In an advisory also published on Thursday (22 January), Adobe announced an update to its Flash Player software which patched a vulnerability (CVE–2015–0310) that would allow hackers to "circumvent memory randomisation mitigations on the Windows platform". This is not the flaw which is being used by the Angler Exploit Kit.
A zero-day attack refers to a flaw in the software which is unknown to the manufacturers. This security hole is then exploited by hackers before the vendor becomes aware and rushes to fix it - meaning they have zero days to fix it before it is exploited.
Adobe said however that it was aware of this issue and would issue a patch next week.
"We are aware of reports that this vulnerability is being actively exploited in the wild via drive-by-download attacks against systems running Internet Explorer and Firefox on Windows 8 and below. Adobe expects to have a patch available for CVE–2015–0311 during the week of January 26."
Wanting of the dangers of integrating this vulnerability into the Angler Exploit Kit, Pedro Bustamante from Malwarebytes said:
"The zero-day vulnerability in Flash Player, as discovered by Kafeine, could provide a big security risk for Internet users, effectively opening an unguarded window onto PCs worldwide.
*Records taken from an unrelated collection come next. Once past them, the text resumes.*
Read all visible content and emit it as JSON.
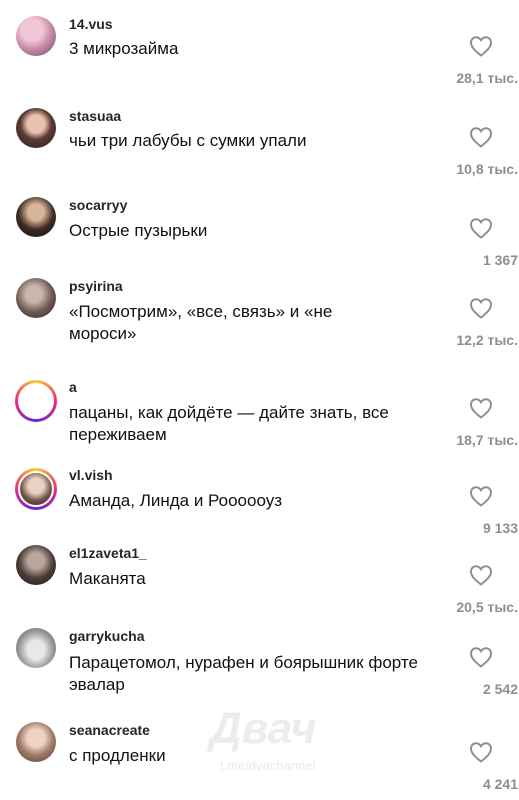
{
  "comments": [
    {
      "username": "14.vus",
      "text": "3 микрозайма",
      "likes": "28,1 тыс."
    },
    {
      "username": "stasuaa",
      "text": "чьи три лабубы с сумки упали",
      "likes": "10,8 тыс."
    },
    {
      "username": "socarryy",
      "text": "Острые пузырьки",
      "likes": "1 367"
    },
    {
      "username": "psyirina",
      "text": "«Посмотрим», «все, связь» и «не мороси»",
      "likes": "12,2 тыс."
    },
    {
      "username": "a",
      "text": "пацаны, как дойдёте — дайте знать, все переживаем",
      "likes": "18,7 тыс."
    },
    {
      "username": "vl.vish",
      "text": "Аманда, Линда и Роооооуз",
      "likes": "9 133"
    },
    {
      "username": "el1zaveta1_",
      "text": "Маканята",
      "likes": "20,5 тыс."
    },
    {
      "username": "garrykucha",
      "text": "Парацетомол, нурафен и боярышник форте эвалар",
      "likes": "2 542"
    },
    {
      "username": "seanacreate",
      "text": "с продленки",
      "likes": "4 241"
    }
  ],
  "watermark": {
    "logo": "Двач",
    "url": "t.me/dvachannel"
  },
  "icons": {
    "like": "heart-outline-icon"
  }
}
The fact that it has seemingly been integrated into the Angler Exploit Kit shows that criminals are keen to use it to target people and businesses en-masse.
"Using a delivery mechanism such as Angler increases the chance of successful infections, allowing for accurate attacks through infected adverts on high traffic websites."
Richard Cassidy from Alert Logic says that exploit kits are an attractive tool for criminals, particularly those without a huge amount of technical expertise:
"From an attacker perspective exploit kits make the task of gaining access to a user's system through web based exploitable vulnerabilities very easy indeed, you simply don't need a great deal of security to technical expertise to effectively use them and can gain access to compromise systems in a very short period of time."